COVID-19’s surges disrupted hospital occupancy, elevating inpatient and ICU rates while reducing surgical occupancy. The study, analyzing 2020 data from 3,960 hospitals across 45 states, highlights fluctuating trends. Low COVID-19 admission weeks dominated, with spikes lasting less than a month. Inpatient occupancy plunged during low admission periods and surged during high admission weeks. ICU occupancy mirrored this, escalating during surges. Financially, hospitals suffered losses, affecting revenues and operating margins. The study underscores the strain on healthcare systems due to COVID-19’s fluctuating impact on hospital occupancy and financial stability.
The study examines COVID-19’s influence on hospital occupancy across the United States. Analyzing 2020 data from a multitude of hospitals, it identifies trends in inpatient, ICU, and surgical occupancy rates. The erratic nature of COVID-19 admissions led to significant fluctuations, impacting hospitals financially and operationally. These fluctuations posed challenges in maintaining care quality and financial stability. Understanding these dynamics is crucial to devising strategies for resilient healthcare systems amidst ongoing pandemic uncertainties.
COVID-19’s Dynamic Impact
Researchers delved into the repercussions of COVID-19 surges using data sourced from the Agency for Healthcare Research and Quality (AHRQ) Healthcare Cost and Utilization Project State Inpatient Databases from 2019 and 2020 across 45 states. The study encompassed 3,960 hospitals, evaluating 393,580 hospital weeks for inpatient occupancy and 2,703 hospitals, examining 268,416 hospital weeks for ICU occupancy.
The findings revealed that the majority of weeks in 2020 witnessed low or relatively low COVID-19 admission rates, accounting for almost two-thirds of the hospital weeks. In contrast, periods characterized by high COVID-19 admissions, particularly those between 10 to 14 weekly admissions or 15 or more weekly admissions, constituted less than one-fifth of the hospital weeks.
Notably, most phases of heightened COVID-19 admissions endured for less than a month. The initial half of the pandemic encountered frequent low COVID-19 admissions (30.5 percent of hospital weeks) compared to high admissions (6.1 percent). However, in the latter half of the year, hospital weeks with low COVID-19 admissions reduced to 12.3 percent, while those with high admissions increased to 9.2 percent.
During weeks marked by low COVID-19 admissions, inpatient occupancy plummeted by 9.3 percentage points per 100 beds (12.7 percent) relative to the mean.

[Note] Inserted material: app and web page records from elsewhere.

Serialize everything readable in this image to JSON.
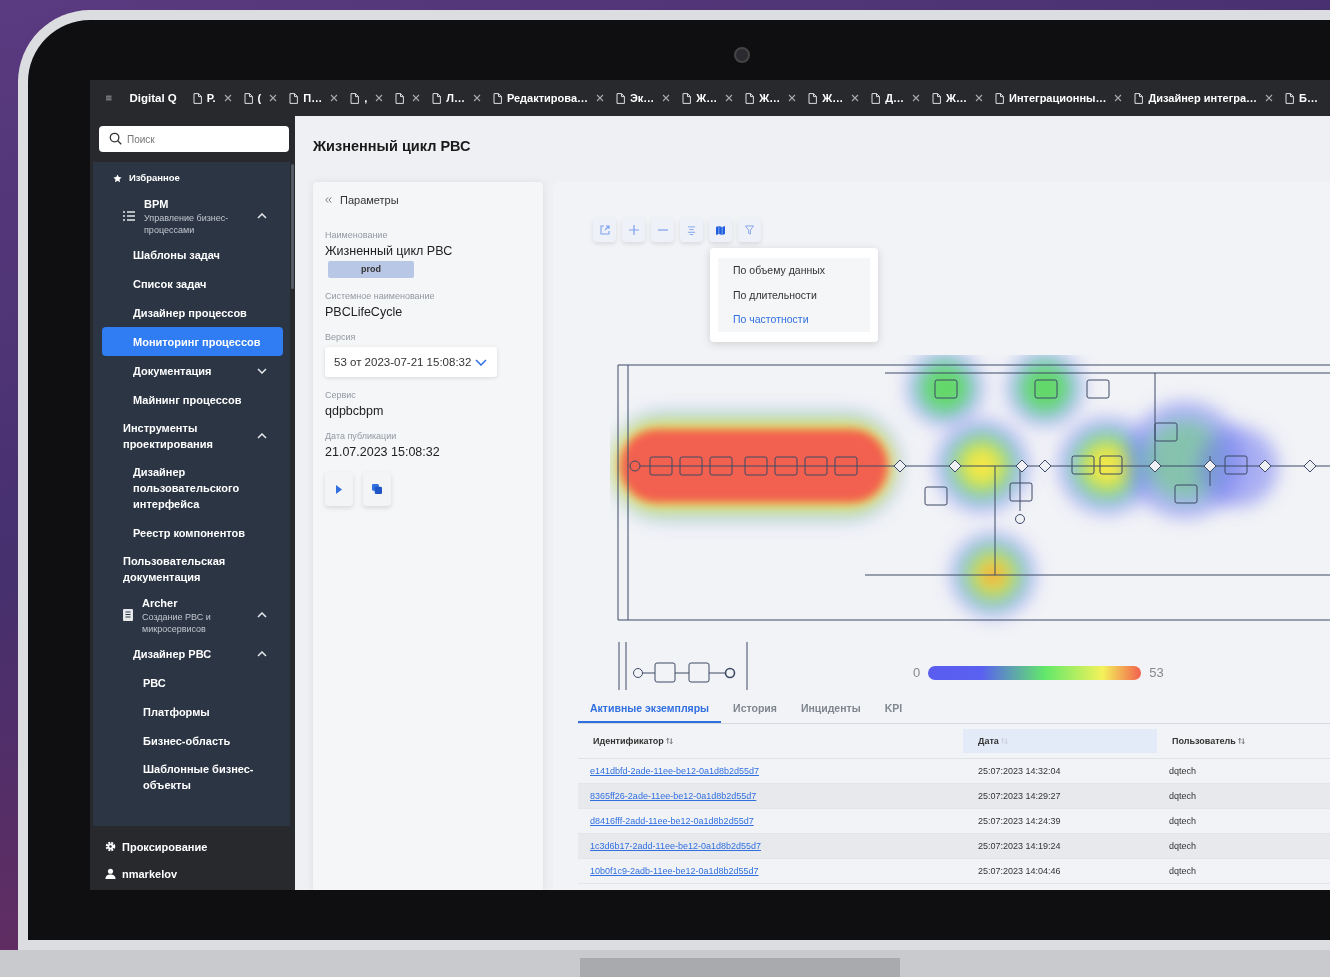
{
  "top_bar": {
    "app_name": "Digital Q",
    "tabs": [
      {
        "label": "Р.",
        "closable": true
      },
      {
        "label": "(",
        "closable": true
      },
      {
        "label": "П…",
        "closable": true
      },
      {
        "label": ",",
        "closable": true
      },
      {
        "closable": true
      },
      {
        "label": "Л…",
        "closable": true
      },
      {
        "label": "Редактирова…",
        "closable": true
      },
      {
        "label": "Эк…",
        "closable": true
      },
      {
        "label": "Ж…",
        "closable": true
      },
      {
        "label": "Ж…",
        "closable": true
      },
      {
        "label": "Ж…",
        "closable": true
      },
      {
        "label": "Д…",
        "closable": true
      },
      {
        "label": "Ж…",
        "closable": true
      },
      {
        "label": "Интеграционны…",
        "closable": true
      },
      {
        "label": "Дизайнер интегра…",
        "closable": true
      },
      {
        "label": "Б…",
        "closable": false
      }
    ]
  },
  "sidebar": {
    "search": {
      "placeholder": "Поиск"
    },
    "items": [
      {
        "kind": "favorites",
        "label": "Избранное",
        "selected": false
      },
      {
        "kind": "module",
        "label": "BPM",
        "subtitle": "Управление бизнес-процессами",
        "selected": false,
        "expanded": true,
        "children": [
          {
            "kind": "link",
            "label": "Шаблоны задач",
            "selected": false
          },
          {
            "kind": "link",
            "label": "Список задач",
            "selected": false
          },
          {
            "kind": "link",
            "label": "Дизайнер процессов",
            "selected": false
          },
          {
            "kind": "link",
            "label": "Мониторинг процессов",
            "selected": true
          },
          {
            "kind": "link",
            "label": "Документация",
            "selected": false,
            "expanded": false
          },
          {
            "kind": "link",
            "label": "Майнинг процессов",
            "selected": false
          }
        ]
      },
      {
        "kind": "link",
        "label": "Инструменты проектирования",
        "selected": false,
        "expanded": true,
        "children": [
          {
            "kind": "link",
            "label": "Дизайнер пользовательского интерфейса",
            "selected": false
          },
          {
            "kind": "link",
            "label": "Реестр компонентов",
            "selected": false
          }
        ]
      },
      {
        "kind": "link",
        "label": "Пользовательская документация",
        "selected": false
      },
      {
        "kind": "module",
        "label": "Archer",
        "subtitle": "Создание РВС и микросервисов",
        "selected": false,
        "expanded": true,
        "children": [
          {
            "kind": "link",
            "label": "Дизайнер РВС",
            "selected": false,
            "expanded": true,
            "children": [
              {
                "kind": "link",
                "label": "РВС",
                "selected": false
              },
              {
                "kind": "link",
                "label": "Платформы",
                "selected": false
              },
              {
                "kind": "link",
                "label": "Бизнес-область",
                "selected": false
              },
              {
                "kind": "link",
                "label": "Шаблонные бизнес-объекты",
                "selected": false
              }
            ]
          }
        ]
      }
    ],
    "footer": [
      {
        "kind": "settings",
        "label": "Проксирование"
      },
      {
        "kind": "user",
        "label": "nmarkelov"
      }
    ]
  },
  "page_title": "Жизненный цикл РВС",
  "params": {
    "header": "Параметры",
    "fields": [
      {
        "kind": "text",
        "label": "Наименование",
        "value": "Жизненный цикл РВС",
        "tag": "prod"
      },
      {
        "kind": "text",
        "label": "Системное наименование",
        "value": "PBCLifeCycle"
      },
      {
        "kind": "select",
        "label": "Версия",
        "value": "53 от 2023-07-21 15:08:32"
      },
      {
        "kind": "text",
        "label": "Сервис",
        "value": "qdpbcbpm"
      },
      {
        "kind": "text",
        "label": "Дата публикации",
        "value": "21.07.2023 15:08:32"
      }
    ],
    "actions": [
      {
        "kind": "run"
      },
      {
        "kind": "copy"
      }
    ]
  },
  "diagram": {
    "toolbar": [
      {
        "kind": "export",
        "selected": false
      },
      {
        "kind": "zoom_in",
        "selected": false
      },
      {
        "kind": "zoom_out",
        "selected": false
      },
      {
        "kind": "align",
        "selected": false
      },
      {
        "kind": "heatmap",
        "selected": true
      },
      {
        "kind": "filter",
        "selected": false
      }
    ],
    "heatmap_menu": {
      "open": true,
      "items": [
        {
          "label": "По объему данных",
          "selected": false
        },
        {
          "label": "По длительности",
          "selected": false
        },
        {
          "label": "По частотности",
          "selected": true
        }
      ]
    },
    "legend": {
      "min": "0",
      "max": "53"
    }
  },
  "instances": {
    "tabs": [
      {
        "label": "Активные экземпляры",
        "selected": true
      },
      {
        "label": "История",
        "selected": false
      },
      {
        "label": "Инциденты",
        "selected": false
      },
      {
        "label": "KPI",
        "selected": false
      }
    ],
    "columns": [
      {
        "label": "Идентификатор",
        "sorted": false
      },
      {
        "label": "Дата",
        "sorted": true
      },
      {
        "label": "Пользователь",
        "sorted": false
      }
    ],
    "rows": [
      {
        "id": "e141dbfd-2ade-11ee-be12-0a1d8b2d55d7",
        "date": "25:07:2023 14:32:04",
        "user": "dqtech"
      },
      {
        "id": "8365ff26-2ade-11ee-be12-0a1d8b2d55d7",
        "date": "25:07:2023 14:29:27",
        "user": "dqtech"
      },
      {
        "id": "d8416fff-2add-11ee-be12-0a1d8b2d55d7",
        "date": "25:07:2023 14:24:39",
        "user": "dqtech"
      },
      {
        "id": "1c3d6b17-2add-11ee-be12-0a1d8b2d55d7",
        "date": "25:07:2023 14:19:24",
        "user": "dqtech"
      },
      {
        "id": "10b0f1c9-2adb-11ee-be12-0a1d8b2d55d7",
        "date": "25:07:2023 14:04:46",
        "user": "dqtech"
      }
    ]
  }
}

This decline was more pronounced in the first half of 2020 (11.6 percentage points) than in the latter half (5.2 percentage points). Conversely, during weeks with high COVID-19 admissions, inpatient occupancy surged by 5.8 percentage points per 100 beds (7.9 percent), intensifying to 9.1 percentage points (12.6 percent) in the latter half of the year.
ICU occupancy exhibited a contrasting trend, declining by 5.4 percent during low COVID-19 admission weeks and escalating by a staggering 67.8 percent during high admission weeks. These fluctuations extended to various service lines, with notable decreases observed during weeks with high COVID-19 admissions, particularly in surgical patients (8.5 percentage points decrease).
The surge in ICU occupancy, although indicative of increased COVID-19 cases, strained ICU staff, potentially impacting care quality and resulting in higher in-hospital mortality rates. Moreover, reduced occupancy in surgical services, alongside patients deferring care, likely contributed to increased mortality rates.
Financially, hospitals suffered losses due to fluctuating occupancy rates, experiencing diminished operating margins, net patient revenues, and net operating income beyond COVID-19 relief funds. The instability in occupancy necessitated an increased reliance on travel nursing, a more costly resource for hospitals, further exacerbating financial challenges.
COVID-19’s waves induced volatile occupancy shifts, impacting hospitals financially and operationally. The study emphasizes the strains on ICU staff, potential care quality issues, and increased mortality rates. Financially, hospitals faced losses, necessitating reliance on costlier resources. Addressing these challenges demands strategic planning to maintain quality care amid fluctuating occupancy rates. Adapting to these uncertainties requires robust measures to bolster healthcare systems’ resilience, ensuring optimal care provision amidst COVID-19’s unpredictable impacts.